|In addition to LOVE this dog has the following requirements:
|This is the most recent information available; however, it may change as we learn more about the dog.
Let me introduce Emily. She is a Yellow Lab mix who came into RAGOM recently as a stray. She had wandered onto a farm and didn’t want to leave. The people there were kind enough to report her to a local vet. As I understand it, the vet came to pick her up and boarded her for a while. The vet knew and called one of our RAGOM volunteers. Lucky Emily was soon brought under RAGOM’s sheltering umbrella.
Emily is a very nice dog. She is young – estimated to be about 1 to 2 years. We’ll split the difference and call her one-and-a-half years old. She is up-to-date on her shots. She tested negative for heartworm and is now on heartworm and flea/tick preventatives. She was spayed on March 22, and weighed 47 pounds at that time. She is on the lean side, but looks good. In fact, she is a very pretty dog.
It seems like Emily has been in a house before and is housebroken. We have not had any accidents at all. She will take an opportunity to counter surf, however, so counters must be kept free of temptations. She is a young dog, and needs training. I took her for a walk for the first time yesterday. She was so very excited! She pulled pretty hard, but not as hard as our own. I may try a Gentle Leader with her next time.
She has only been with us for a week now. FD (foster dad) did a long transport with her, bringing her up from southern Minnesota to our northern Twin City suburb. By the time they arrived her, she had totally bonded with him. He was her safe spot and she could have been glued to him and not stayed any closer. She was fine meeting our dogs – Lucy, a 4-year-old Golden Retriever, and Benny, a 9-year-old Shih Tzu. She is still too timid to respond to Lucy’s attempts to get her to play, and she cowers when Benny growls at her. FD took her spay stitches out the other day. We turned her on her back on the bed. I stayed by her head to help steady her, but she didn’t struggle or flinch as the stitches were removed.
We did not want to leave her out at first while we slept, so crated her the first few nights. We also crate her when she is unsupervised during the day, which is not often. It was a struggle to get her into the crate at first, but once in she settled down without a peep and stayed quiet. She will now go into the crate with gentle coaxing.
So far, she has been one of the easiest of our foster dogs to blend in with the family. But, she is just barely starting to come out of her shell. As she becomes more confident, her personality will emerge.
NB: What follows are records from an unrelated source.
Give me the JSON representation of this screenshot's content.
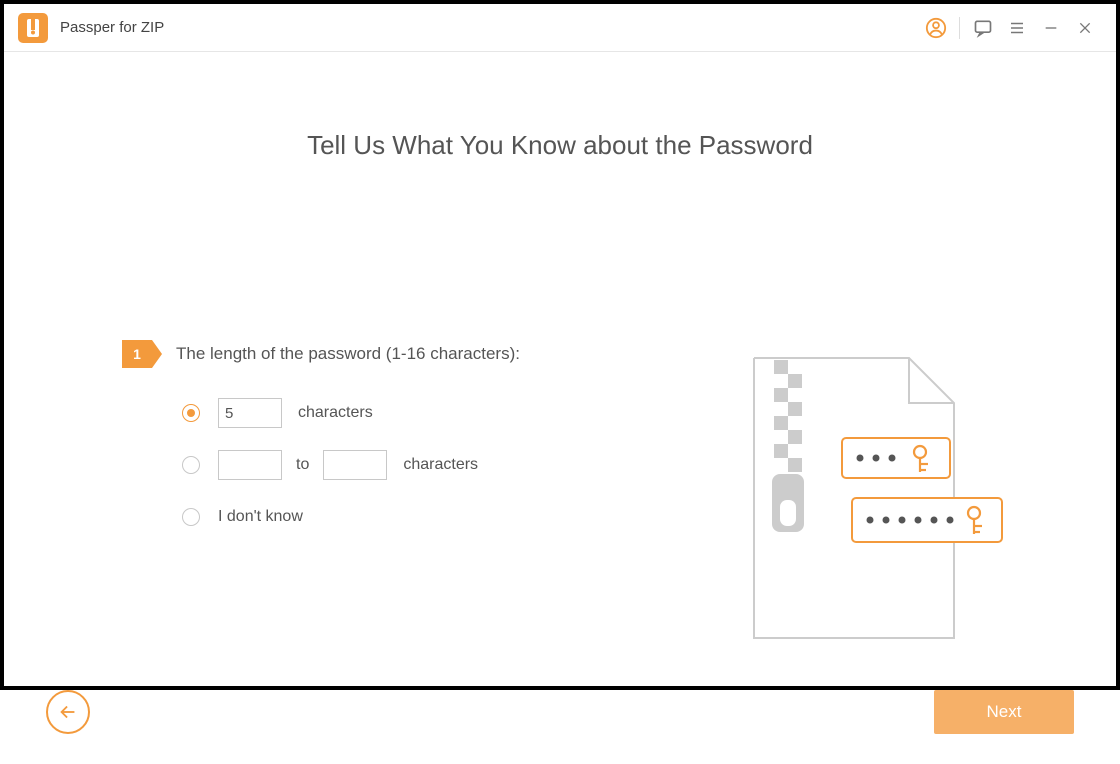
{
  "app": {
    "title": "Passper for ZIP"
  },
  "page": {
    "heading": "Tell Us What You Know about the Password",
    "step": {
      "num": "1",
      "text": "The length of the password (1-16 characters):"
    },
    "opt1": {
      "value": "5",
      "suffix": "characters"
    },
    "opt2": {
      "from": "",
      "word_to": "to",
      "to": "",
      "suffix": "characters"
    },
    "opt3": {
      "label": "I don't know"
    },
    "next": "Next"
  }
}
She has not been cat tested yet, but while Emily was boarded at the vet clinic, she had contact with both the vet’s children and with the RAGOM volunteer who would come visit Emily with her daughter. Emily seems like she will be a gentle dog.
If you are interested in Emily, please contact your placement advisor.